SUPPLIED INFORMATION Start Marker

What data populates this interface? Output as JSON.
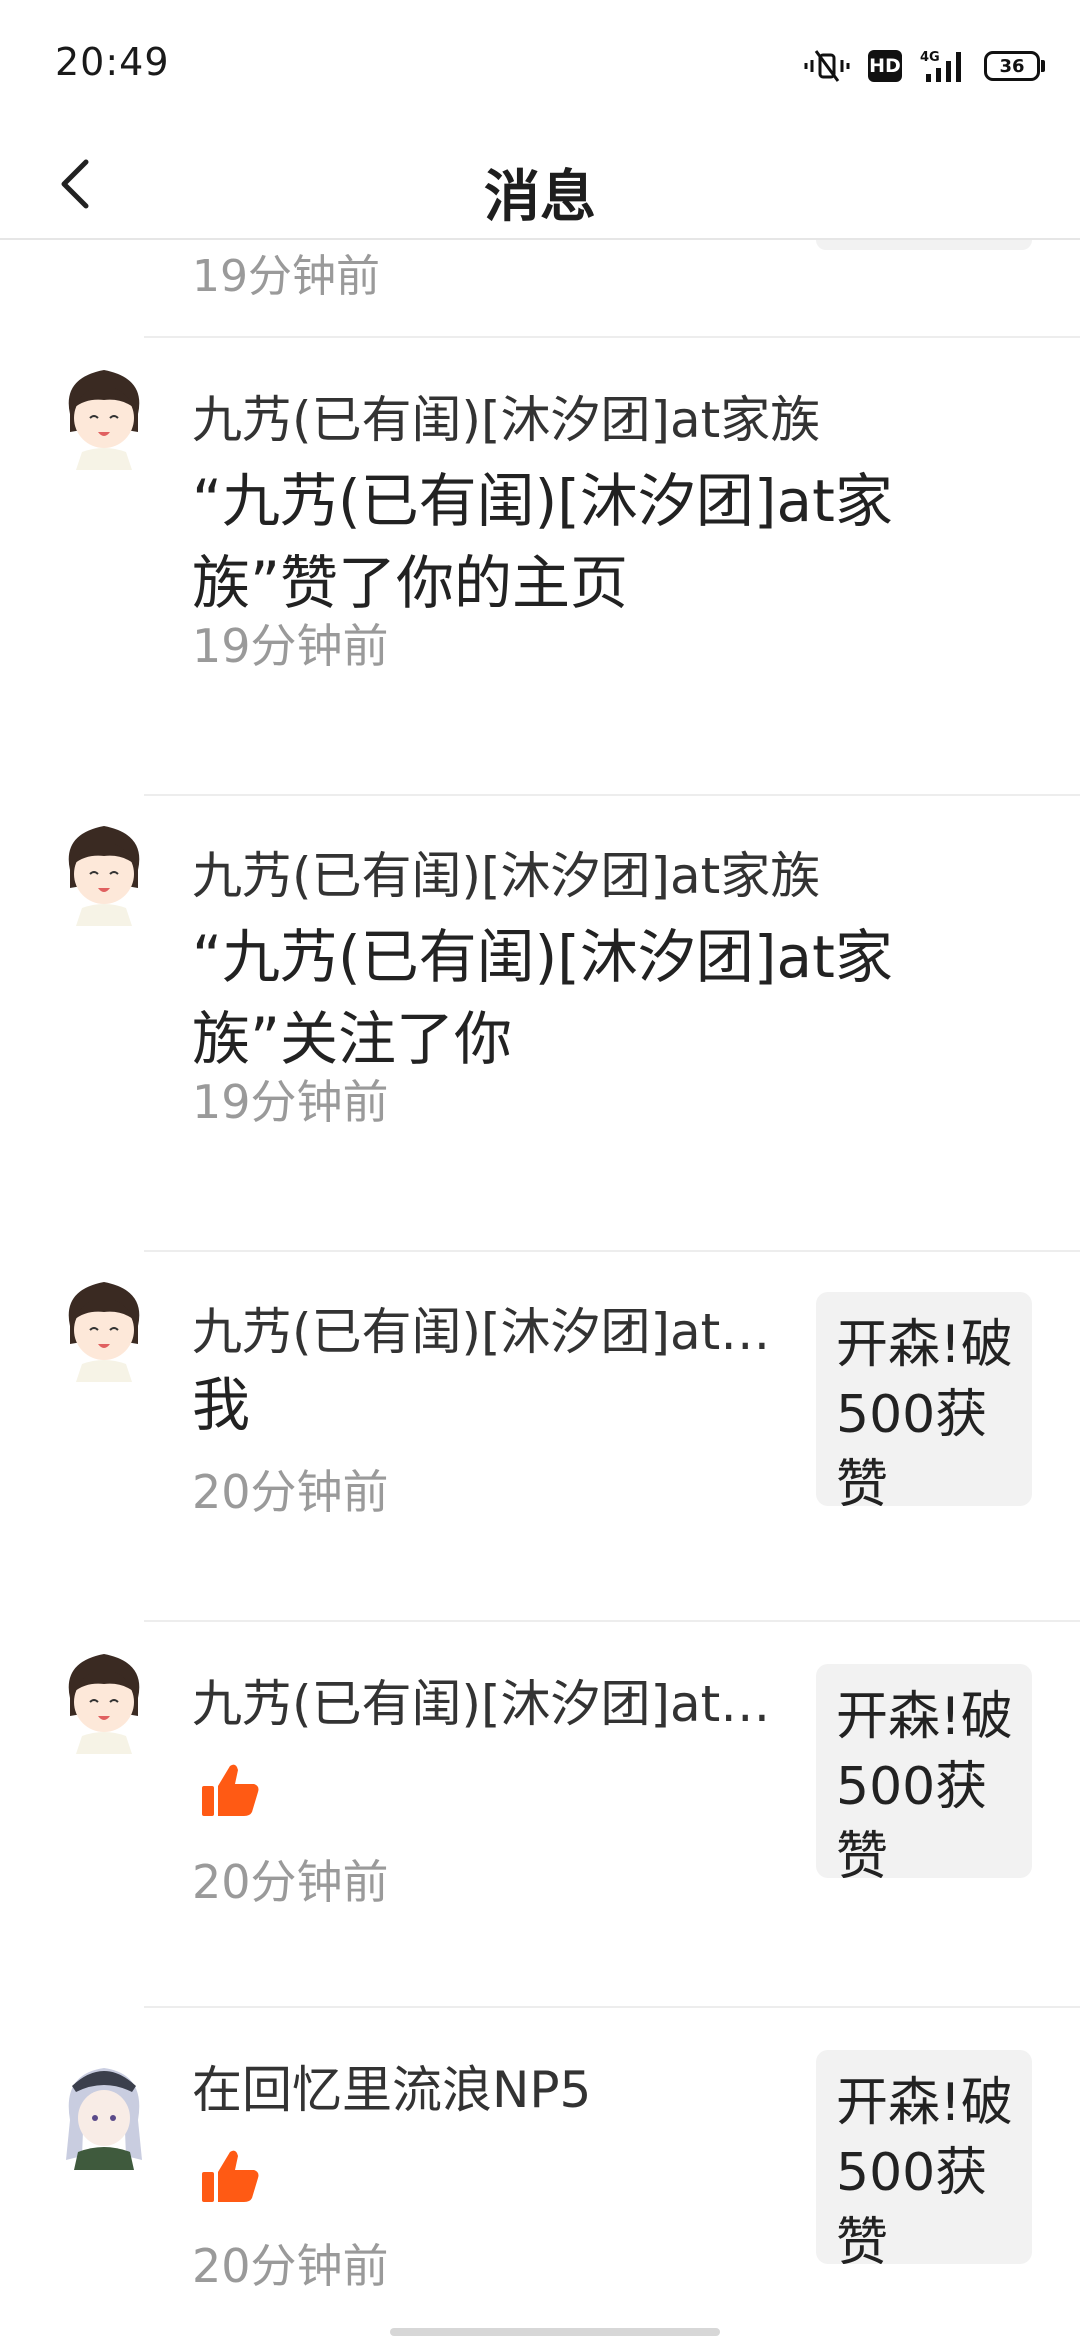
{
  "status_bar": {
    "time": "20:49",
    "hd_label": "HD",
    "network_label": "4G",
    "battery_level": "36",
    "icons": [
      "vibrate-mute-icon",
      "hd-icon",
      "signal-4g-icon",
      "battery-icon"
    ]
  },
  "header": {
    "title": "消息",
    "back_icon": "chevron-left-icon"
  },
  "partial_item": {
    "time": "19分钟前"
  },
  "items": [
    {
      "name": "九艿(已有闺)[沐汐团]at家族",
      "content": "“九艿(已有闺)[沐汐团]at家族”赞了你的主页",
      "time": "19分钟前",
      "avatar": "anime-girl-avatar"
    },
    {
      "name": "九艿(已有闺)[沐汐团]at家族",
      "content": "“九艿(已有闺)[沐汐团]at家族”关注了你",
      "time": "19分钟前",
      "avatar": "anime-girl-avatar"
    },
    {
      "name": "九艿(已有闺)[沐汐团]at家族",
      "content": "我",
      "time": "20分钟前",
      "avatar": "anime-girl-avatar",
      "thumb_text": "开森!破500获赞"
    },
    {
      "name": "九艿(已有闺)[沐汐团]at家族",
      "content_icon": "thumbs-up-icon",
      "time": "20分钟前",
      "avatar": "anime-girl-avatar",
      "thumb_text": "开森!破500获赞"
    },
    {
      "name": "在回忆里流浪NP5",
      "content_icon": "thumbs-up-icon",
      "time": "20分钟前",
      "avatar": "silver-hair-girl-avatar",
      "thumb_text": "开森!破500获赞"
    }
  ],
  "colors": {
    "like_orange": "#ff5a14",
    "divider": "#ededed",
    "time_gray": "#9a9a9a"
  }
}
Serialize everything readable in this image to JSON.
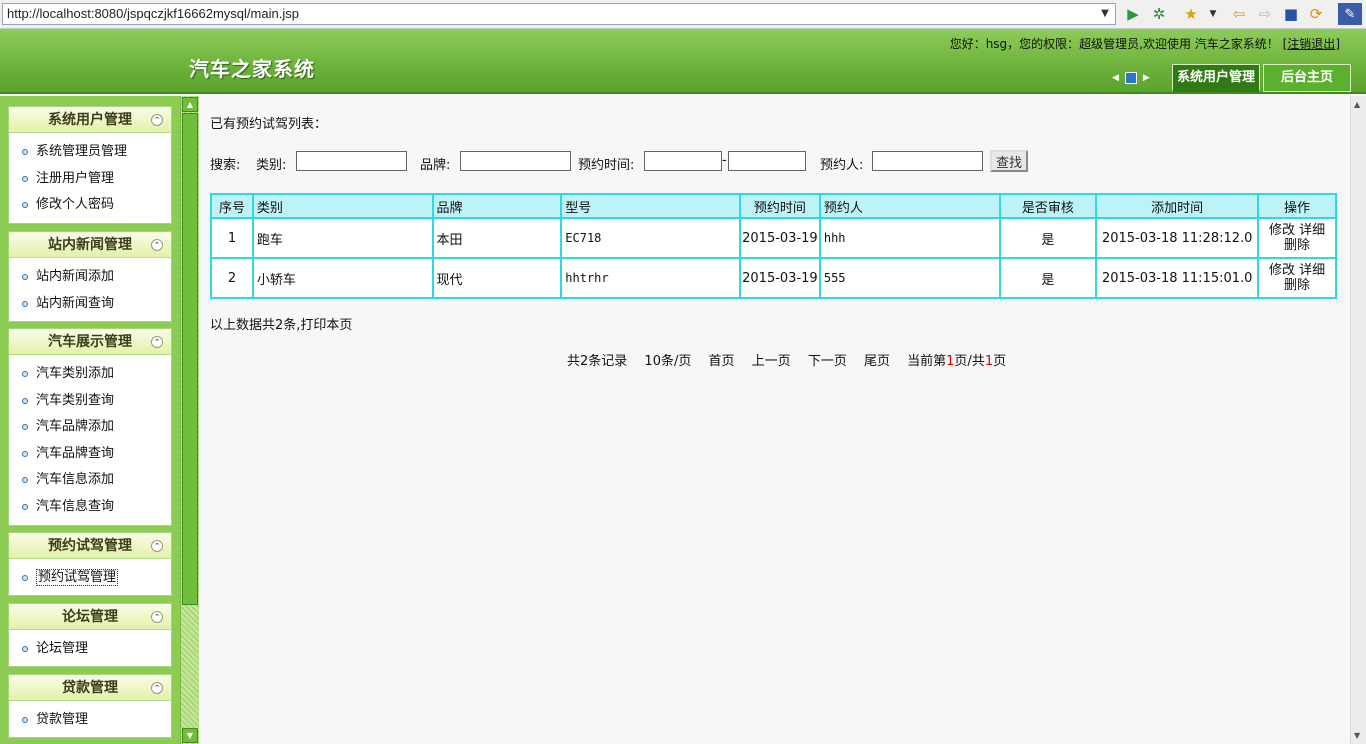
{
  "browser": {
    "url": "http://localhost:8080/jspqczjkf16662mysql/main.jsp",
    "toolbar_icons": [
      "play-icon",
      "gear-icon",
      "star-icon",
      "back-icon",
      "forward-icon",
      "stop-icon",
      "refresh-icon",
      "app-icon"
    ]
  },
  "header": {
    "site_title": "汽车之家系统",
    "welcome_prefix": "您好：hsg，您的权限：超级管理员,欢迎使用 汽车之家系统！ [",
    "logout": "注销退出",
    "welcome_suffix": "]",
    "tabs": [
      "系统用户管理",
      "后台主页"
    ]
  },
  "sidebar": {
    "panels": [
      {
        "title": "系统用户管理",
        "items": [
          "系统管理员管理",
          "注册用户管理",
          "修改个人密码"
        ]
      },
      {
        "title": "站内新闻管理",
        "items": [
          "站内新闻添加",
          "站内新闻查询"
        ]
      },
      {
        "title": "汽车展示管理",
        "items": [
          "汽车类别添加",
          "汽车类别查询",
          "汽车品牌添加",
          "汽车品牌查询",
          "汽车信息添加",
          "汽车信息查询"
        ]
      },
      {
        "title": "预约试驾管理",
        "items": [
          "预约试驾管理"
        ]
      },
      {
        "title": "论坛管理",
        "items": [
          "论坛管理"
        ]
      },
      {
        "title": "贷款管理",
        "items": [
          "贷款管理"
        ]
      }
    ]
  },
  "main": {
    "list_title": "已有预约试驾列表：",
    "search": {
      "label": "搜索:",
      "category_label": "类别:",
      "brand_label": "品牌:",
      "time_label": "预约时间:",
      "time_sep": "-",
      "person_label": "预约人:",
      "button": "查找"
    },
    "table": {
      "headers": [
        "序号",
        "类别",
        "品牌",
        "型号",
        "预约时间",
        "预约人",
        "是否审核",
        "添加时间",
        "操作"
      ],
      "rows": [
        {
          "no": "1",
          "category": "跑车",
          "brand": "本田",
          "model": "EC718",
          "time": "2015-03-19",
          "person": "hhh",
          "reviewed": "是",
          "added": "2015-03-18 11:28:12.0",
          "edit": "修改",
          "detail": "详细",
          "delete": "删除"
        },
        {
          "no": "2",
          "category": "小轿车",
          "brand": "现代",
          "model": "hhtrhr",
          "time": "2015-03-19",
          "person": "555",
          "reviewed": "是",
          "added": "2015-03-18 11:15:01.0",
          "edit": "修改",
          "detail": "详细",
          "delete": "删除"
        }
      ]
    },
    "summary_prefix": "以上数据共2条,",
    "print_link": "打印本页",
    "pager": {
      "total": "共2条记录",
      "per_page": "10条/页",
      "first": "首页",
      "prev": "上一页",
      "next": "下一页",
      "last": "尾页",
      "current_prefix": "当前第",
      "current_page": "1",
      "current_mid": "页/共",
      "total_pages": "1",
      "current_suffix": "页"
    }
  }
}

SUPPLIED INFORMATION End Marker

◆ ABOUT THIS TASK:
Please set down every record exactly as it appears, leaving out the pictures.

◆ WRITTEN ANSWER:
What data populates this interface? Output as JSON.
{
  "status_bar": {
    "time": "20:49",
    "hd_label": "HD",
    "network_label": "4G",
    "battery_level": "36",
    "icons": [
      "vibrate-mute-icon",
      "hd-icon",
      "signal-4g-icon",
      "battery-icon"
    ]
  },
  "header": {
    "title": "消息",
    "back_icon": "chevron-left-icon"
  },
  "partial_item": {
    "time": "19分钟前"
  },
  "items": [
    {
      "name": "九艿(已有闺)[沐汐团]at家族",
      "content": "“九艿(已有闺)[沐汐团]at家族”赞了你的主页",
      "time": "19分钟前",
      "avatar": "anime-girl-avatar"
    },
    {
      "name": "九艿(已有闺)[沐汐团]at家族",
      "content": "“九艿(已有闺)[沐汐团]at家族”关注了你",
      "time": "19分钟前",
      "avatar": "anime-girl-avatar"
    },
    {
      "name": "九艿(已有闺)[沐汐团]at家族",
      "content": "我",
      "time": "20分钟前",
      "avatar": "anime-girl-avatar",
      "thumb_text": "开森!破500获赞"
    },
    {
      "name": "九艿(已有闺)[沐汐团]at家族",
      "content_icon": "thumbs-up-icon",
      "time": "20分钟前",
      "avatar": "anime-girl-avatar",
      "thumb_text": "开森!破500获赞"
    },
    {
      "name": "在回忆里流浪NP5",
      "content_icon": "thumbs-up-icon",
      "time": "20分钟前",
      "avatar": "silver-hair-girl-avatar",
      "thumb_text": "开森!破500获赞"
    }
  ],
  "colors": {
    "like_orange": "#ff5a14",
    "divider": "#ededed",
    "time_gray": "#9a9a9a"
  }
}
Serialize everything readable in this image to JSON.
{
  "browser": {
    "url": "http://localhost:8080/jspqczjkf16662mysql/main.jsp",
    "toolbar_icons": [
      "play-icon",
      "gear-icon",
      "star-icon",
      "back-icon",
      "forward-icon",
      "stop-icon",
      "refresh-icon",
      "app-icon"
    ]
  },
  "header": {
    "site_title": "汽车之家系统",
    "welcome_prefix": "您好：hsg，您的权限：超级管理员,欢迎使用 汽车之家系统！ [",
    "logout": "注销退出",
    "welcome_suffix": "]",
    "tabs": [
      "系统用户管理",
      "后台主页"
    ]
  },
  "sidebar": {
    "panels": [
      {
        "title": "系统用户管理",
        "items": [
          "系统管理员管理",
          "注册用户管理",
          "修改个人密码"
        ]
      },
      {
        "title": "站内新闻管理",
        "items": [
          "站内新闻添加",
          "站内新闻查询"
        ]
      },
      {
        "title": "汽车展示管理",
        "items": [
          "汽车类别添加",
          "汽车类别查询",
          "汽车品牌添加",
          "汽车品牌查询",
          "汽车信息添加",
          "汽车信息查询"
        ]
      },
      {
        "title": "预约试驾管理",
        "items": [
          "预约试驾管理"
        ]
      },
      {
        "title": "论坛管理",
        "items": [
          "论坛管理"
        ]
      },
      {
        "title": "贷款管理",
        "items": [
          "贷款管理"
        ]
      }
    ]
  },
  "main": {
    "list_title": "已有预约试驾列表：",
    "search": {
      "label": "搜索:",
      "category_label": "类别:",
      "brand_label": "品牌:",
      "time_label": "预约时间:",
      "time_sep": "-",
      "person_label": "预约人:",
      "button": "查找"
    },
    "table": {
      "headers": [
        "序号",
        "类别",
        "品牌",
        "型号",
        "预约时间",
        "预约人",
        "是否审核",
        "添加时间",
        "操作"
      ],
      "rows": [
        {
          "no": "1",
          "category": "跑车",
          "brand": "本田",
          "model": "EC718",
          "time": "2015-03-19",
          "person": "hhh",
          "reviewed": "是",
          "added": "2015-03-18 11:28:12.0",
          "edit": "修改",
          "detail": "详细",
          "delete": "删除"
        },
        {
          "no": "2",
          "category": "小轿车",
          "brand": "现代",
          "model": "hhtrhr",
          "time": "2015-03-19",
          "person": "555",
          "reviewed": "是",
          "added": "2015-03-18 11:15:01.0",
          "edit": "修改",
          "detail": "详细",
          "delete": "删除"
        }
      ]
    },
    "summary_prefix": "以上数据共2条,",
    "print_link": "打印本页",
    "pager": {
      "total": "共2条记录",
      "per_page": "10条/页",
      "first": "首页",
      "prev": "上一页",
      "next": "下一页",
      "last": "尾页",
      "current_prefix": "当前第",
      "current_page": "1",
      "current_mid": "页/共",
      "total_pages": "1",
      "current_suffix": "页"
    }
  }
}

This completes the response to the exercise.